▶ _HOW TO COMPLETE THIS TASK_
Bring together all lines from the listing below that contain the string "supporto".
• • • • •
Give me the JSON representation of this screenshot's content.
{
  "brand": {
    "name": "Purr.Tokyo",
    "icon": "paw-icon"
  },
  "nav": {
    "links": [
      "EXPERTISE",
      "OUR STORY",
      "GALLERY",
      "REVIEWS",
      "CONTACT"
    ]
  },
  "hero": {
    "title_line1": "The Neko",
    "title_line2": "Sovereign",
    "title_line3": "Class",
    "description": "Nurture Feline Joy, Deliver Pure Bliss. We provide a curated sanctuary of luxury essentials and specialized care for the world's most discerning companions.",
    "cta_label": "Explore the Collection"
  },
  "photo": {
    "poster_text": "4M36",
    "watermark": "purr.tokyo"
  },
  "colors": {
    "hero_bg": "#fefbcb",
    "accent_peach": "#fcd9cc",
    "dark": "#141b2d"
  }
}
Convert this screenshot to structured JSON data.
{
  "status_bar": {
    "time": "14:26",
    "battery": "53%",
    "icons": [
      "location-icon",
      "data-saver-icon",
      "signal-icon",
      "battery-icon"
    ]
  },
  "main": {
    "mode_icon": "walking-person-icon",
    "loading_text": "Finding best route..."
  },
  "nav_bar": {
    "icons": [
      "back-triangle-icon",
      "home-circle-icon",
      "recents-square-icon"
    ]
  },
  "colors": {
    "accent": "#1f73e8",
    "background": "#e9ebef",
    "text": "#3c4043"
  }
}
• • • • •
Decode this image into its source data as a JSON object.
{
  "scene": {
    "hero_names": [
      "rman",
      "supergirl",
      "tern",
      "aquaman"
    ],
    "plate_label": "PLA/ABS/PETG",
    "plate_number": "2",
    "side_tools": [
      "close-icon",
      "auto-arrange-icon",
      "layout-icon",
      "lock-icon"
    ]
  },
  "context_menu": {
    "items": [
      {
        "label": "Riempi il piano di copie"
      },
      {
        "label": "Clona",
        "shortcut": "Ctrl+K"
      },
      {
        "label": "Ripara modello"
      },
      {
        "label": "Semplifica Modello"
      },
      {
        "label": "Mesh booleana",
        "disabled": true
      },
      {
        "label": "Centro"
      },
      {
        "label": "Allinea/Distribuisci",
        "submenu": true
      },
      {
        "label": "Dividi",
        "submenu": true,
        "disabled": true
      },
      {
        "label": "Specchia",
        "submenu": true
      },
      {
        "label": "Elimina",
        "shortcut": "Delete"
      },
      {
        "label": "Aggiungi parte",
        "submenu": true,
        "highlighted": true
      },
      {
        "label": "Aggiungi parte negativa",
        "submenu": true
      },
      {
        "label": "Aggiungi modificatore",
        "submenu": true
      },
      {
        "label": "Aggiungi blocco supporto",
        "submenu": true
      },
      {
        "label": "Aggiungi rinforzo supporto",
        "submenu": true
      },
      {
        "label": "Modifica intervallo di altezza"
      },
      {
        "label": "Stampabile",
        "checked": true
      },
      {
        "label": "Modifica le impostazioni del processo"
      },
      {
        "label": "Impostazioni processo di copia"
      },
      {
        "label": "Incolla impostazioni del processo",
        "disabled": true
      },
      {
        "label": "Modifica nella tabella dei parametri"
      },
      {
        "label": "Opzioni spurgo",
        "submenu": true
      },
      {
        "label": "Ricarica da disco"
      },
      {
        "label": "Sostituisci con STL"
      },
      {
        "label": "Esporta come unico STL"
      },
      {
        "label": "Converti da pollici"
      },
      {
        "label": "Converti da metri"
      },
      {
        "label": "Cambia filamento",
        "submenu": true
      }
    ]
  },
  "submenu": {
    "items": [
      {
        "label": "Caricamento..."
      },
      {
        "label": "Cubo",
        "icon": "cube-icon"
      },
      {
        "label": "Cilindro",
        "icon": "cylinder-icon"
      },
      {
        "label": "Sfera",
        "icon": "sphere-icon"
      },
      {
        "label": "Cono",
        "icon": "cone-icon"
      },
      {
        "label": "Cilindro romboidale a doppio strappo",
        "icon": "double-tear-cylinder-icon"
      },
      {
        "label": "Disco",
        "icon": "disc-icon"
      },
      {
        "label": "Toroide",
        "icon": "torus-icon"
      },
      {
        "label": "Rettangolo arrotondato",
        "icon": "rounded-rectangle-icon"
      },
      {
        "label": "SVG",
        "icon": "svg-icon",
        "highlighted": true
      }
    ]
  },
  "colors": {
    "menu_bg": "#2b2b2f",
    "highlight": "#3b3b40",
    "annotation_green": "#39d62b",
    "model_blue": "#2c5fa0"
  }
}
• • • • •
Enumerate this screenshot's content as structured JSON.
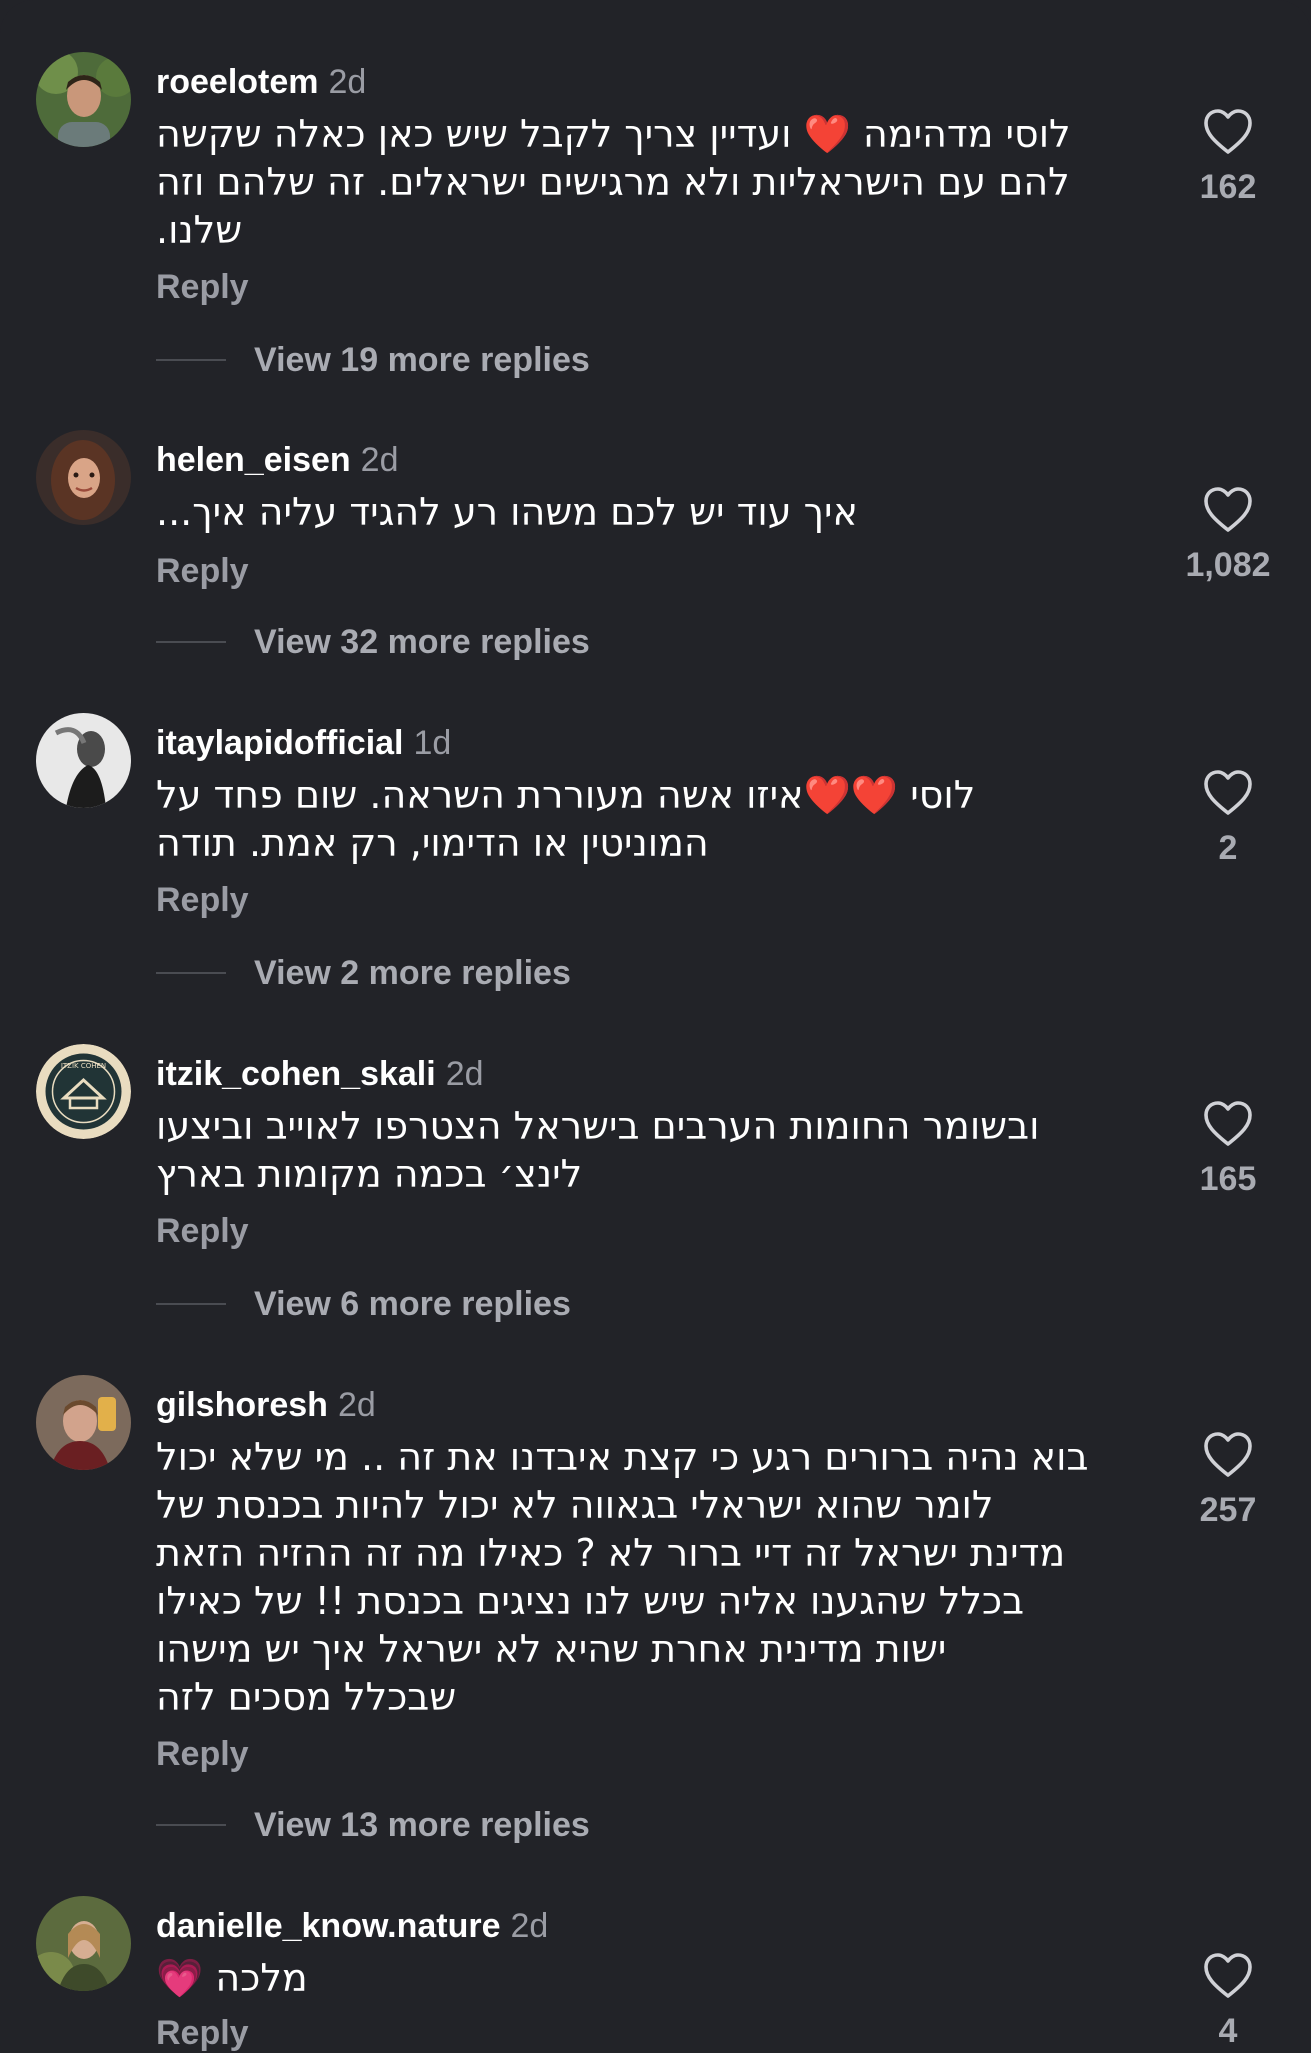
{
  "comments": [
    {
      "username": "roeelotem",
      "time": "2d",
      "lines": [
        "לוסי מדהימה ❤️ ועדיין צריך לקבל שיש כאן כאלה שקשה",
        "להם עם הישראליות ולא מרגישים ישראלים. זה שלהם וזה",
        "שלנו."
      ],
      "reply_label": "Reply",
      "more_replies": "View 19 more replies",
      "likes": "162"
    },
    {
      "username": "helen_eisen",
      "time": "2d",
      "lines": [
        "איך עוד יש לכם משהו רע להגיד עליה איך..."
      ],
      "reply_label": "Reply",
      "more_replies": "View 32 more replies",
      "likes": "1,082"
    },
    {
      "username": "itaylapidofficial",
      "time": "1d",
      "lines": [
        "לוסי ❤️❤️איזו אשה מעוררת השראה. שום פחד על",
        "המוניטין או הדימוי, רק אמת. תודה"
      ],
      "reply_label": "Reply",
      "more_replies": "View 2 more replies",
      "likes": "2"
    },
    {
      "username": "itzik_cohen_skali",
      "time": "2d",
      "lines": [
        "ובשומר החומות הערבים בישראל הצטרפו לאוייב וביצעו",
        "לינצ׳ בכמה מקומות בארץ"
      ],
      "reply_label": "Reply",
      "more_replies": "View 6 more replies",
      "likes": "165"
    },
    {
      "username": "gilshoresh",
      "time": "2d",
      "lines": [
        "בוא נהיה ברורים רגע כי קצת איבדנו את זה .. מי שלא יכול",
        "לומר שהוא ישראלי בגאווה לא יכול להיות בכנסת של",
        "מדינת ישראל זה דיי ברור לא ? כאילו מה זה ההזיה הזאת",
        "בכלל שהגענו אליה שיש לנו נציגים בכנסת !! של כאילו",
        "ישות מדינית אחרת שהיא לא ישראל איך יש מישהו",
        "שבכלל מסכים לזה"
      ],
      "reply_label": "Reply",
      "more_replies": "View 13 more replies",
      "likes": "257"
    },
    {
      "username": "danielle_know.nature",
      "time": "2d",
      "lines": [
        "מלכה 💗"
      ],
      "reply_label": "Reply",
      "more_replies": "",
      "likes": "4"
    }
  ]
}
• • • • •
▶ _SOLUTION BELOW_
        "label": "Aggiungi blocco supporto",
        "label": "Aggiungi rinforzo supporto",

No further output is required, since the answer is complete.